Overall, so far this plan has had quite a positive reception. Many seem to be thrilled that a noticeable effort is being made to make Vancouver as green as possible. Nothing is perfect, however, and I need to point out some of the weak points of the strategy. The perhaps greatest issue is the unclear implementation and financing of this ambitious plan. When the plan was published in 2011, the budget for its implementation had not been discussed at all, which is strange, considering how huge of a project it is. As Jordan Clark notes, the strategy is “almost lyrical” in rhetoric, but the practical part is lacking.
Similarly, political commentator Kathryn Marshall writes that Mayor Robertson
“seems to pin his hopes that green investment and green jobs will magically sprout as a result of his plan.”
Marshall also seems to think that the city has taken it too far with being super green, and the result now is some sort of “eco-utopia.” One might carefully argue that too much of a good thing might not be effective. The plan might be a little too ambitious for some; and critics fear the outcome of pushing ahea could be disastrous for the lower classes. As Clark points out, besides being the greenest city in the world, Vancouver could easily become one of the most expensive cities... a reputation we seem to already have earned as when compared to our Canadian compatriots.

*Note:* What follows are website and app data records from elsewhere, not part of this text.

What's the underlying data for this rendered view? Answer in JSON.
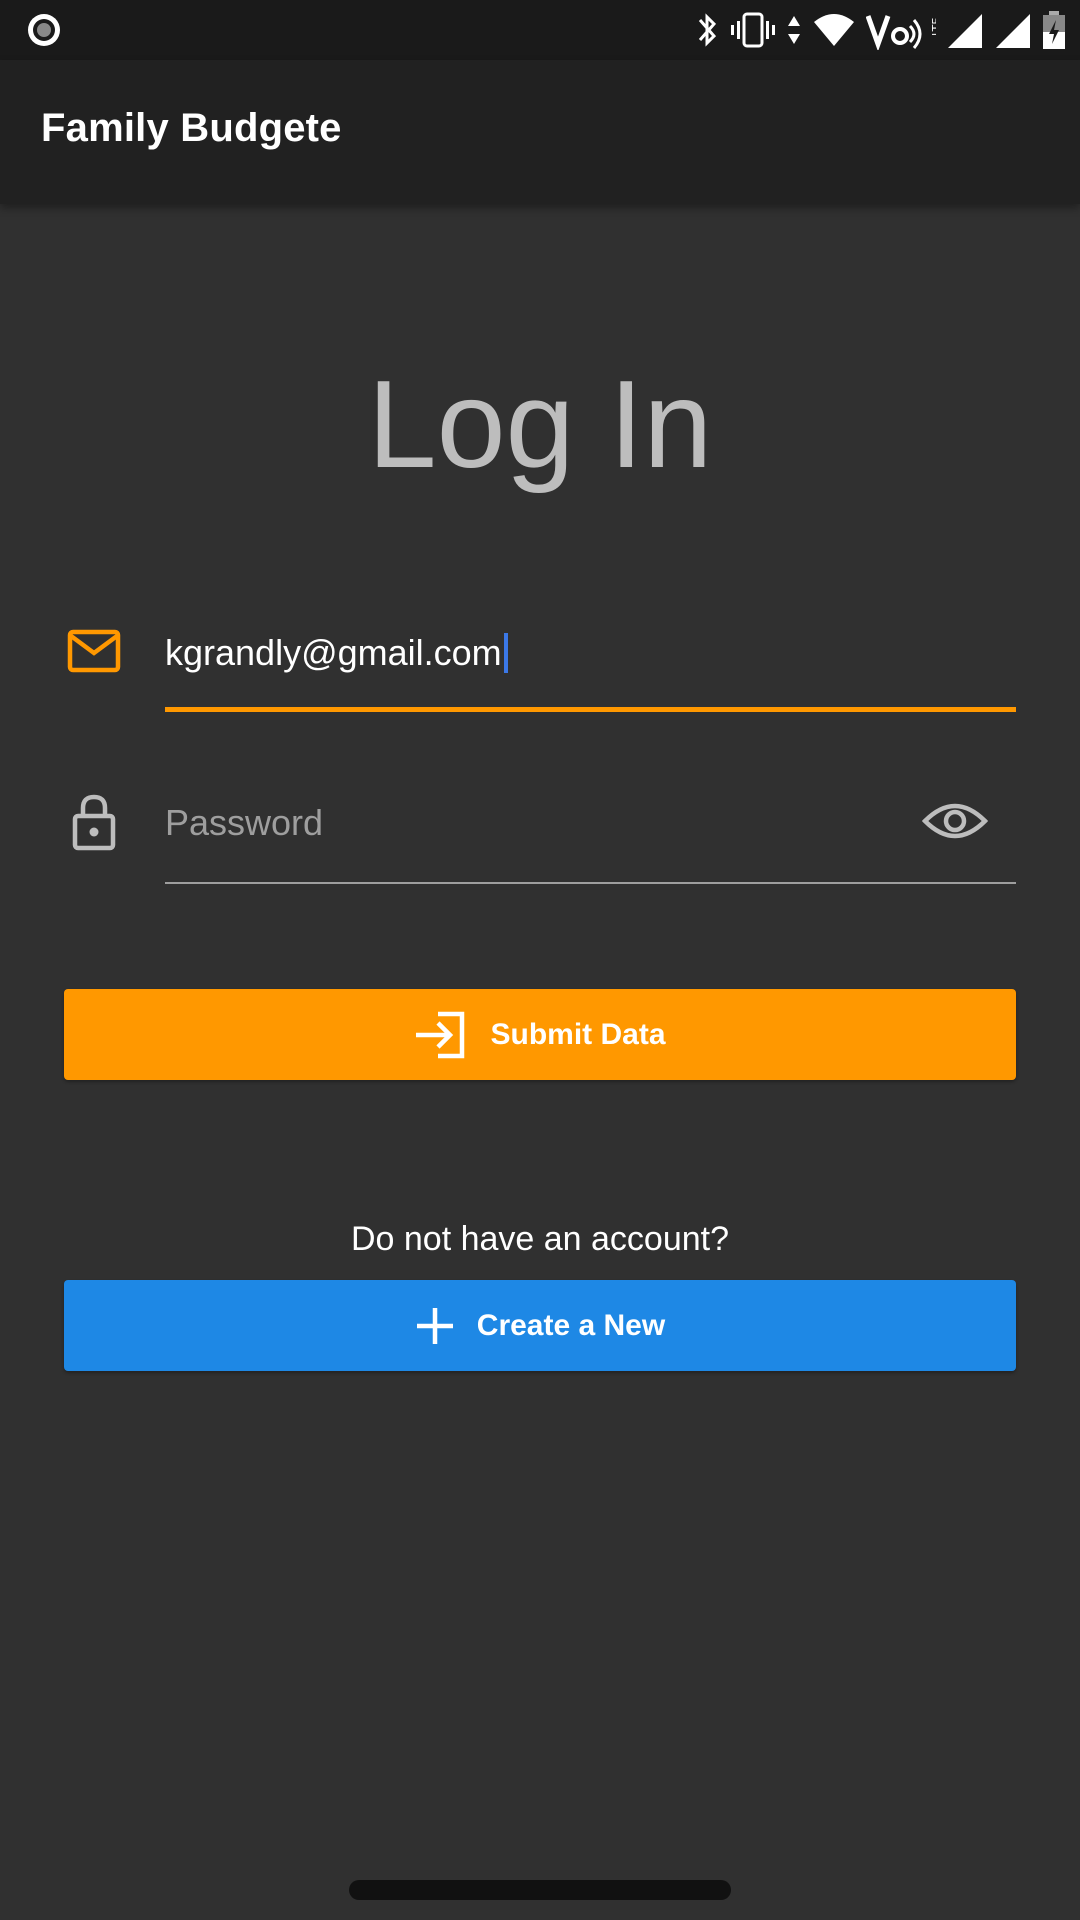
{
  "app": {
    "title": "Family Budgete"
  },
  "login": {
    "heading": "Log In",
    "email_value": "kgrandly@gmail.com",
    "password_placeholder": "Password",
    "submit_label": "Submit Data",
    "no_account_text": "Do not have an account?",
    "create_label": "Create a New"
  },
  "icons": {
    "email": "mail-icon",
    "password": "lock-icon",
    "visibility": "eye-icon",
    "submit": "login-arrow-icon",
    "create": "plus-icon"
  },
  "colors": {
    "accent": "#ff9800",
    "primary_button": "#1e88e5",
    "background": "#303030",
    "app_bar": "#212121"
  }
}
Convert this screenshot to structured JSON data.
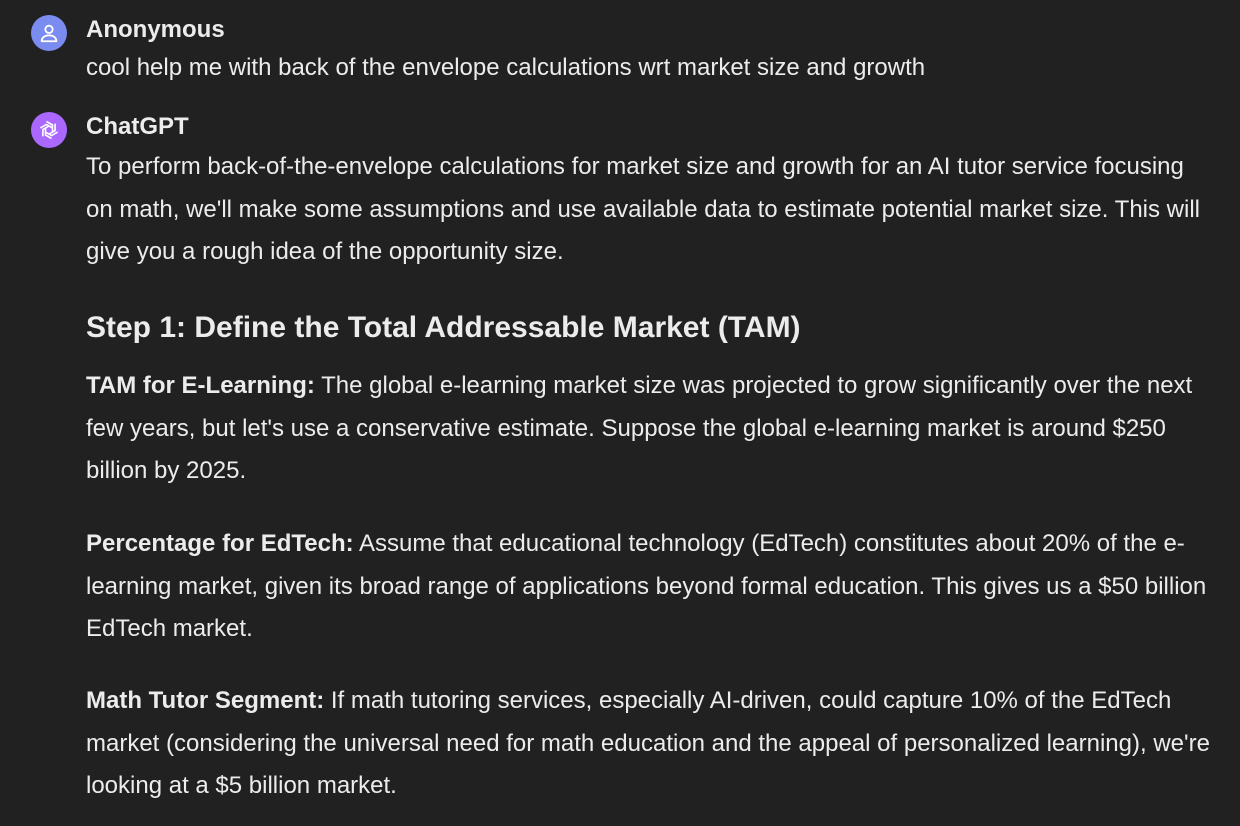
{
  "user_message": {
    "author": "Anonymous",
    "text": "cool help me with back of the envelope calculations wrt market size and growth"
  },
  "assistant_message": {
    "author": "ChatGPT",
    "intro": "To perform back-of-the-envelope calculations for market size and growth for an AI tutor service focusing on math, we'll make some assumptions and use available data to estimate potential market size. This will give you a rough idea of the opportunity size.",
    "heading": "Step 1: Define the Total Addressable Market (TAM)",
    "items": [
      {
        "label": "TAM for E-Learning:",
        "text": " The global e-learning market size was projected to grow significantly over the next few years, but let's use a conservative estimate. Suppose the global e-learning market is around $250 billion by 2025."
      },
      {
        "label": "Percentage for EdTech:",
        "text": " Assume that educational technology (EdTech) constitutes about 20% of the e-learning market, given its broad range of applications beyond formal education. This gives us a $50 billion EdTech market."
      },
      {
        "label": "Math Tutor Segment:",
        "text": " If math tutoring services, especially AI-driven, could capture 10% of the EdTech market (considering the universal need for math education and the appeal of personalized learning), we're looking at a $5 billion market."
      }
    ]
  },
  "icons": {
    "user_avatar": "user-icon",
    "assistant_avatar": "openai-logo-icon"
  },
  "colors": {
    "background": "#212121",
    "text": "#ececec",
    "user_avatar_bg": "#7b8cf0",
    "assistant_avatar_bg": "#ab68ff"
  }
}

Perhaps the real question needs to be about value, and true cost. What are we willing to invest in a sustainable future? What do you think? Email me your thoughts and ideas.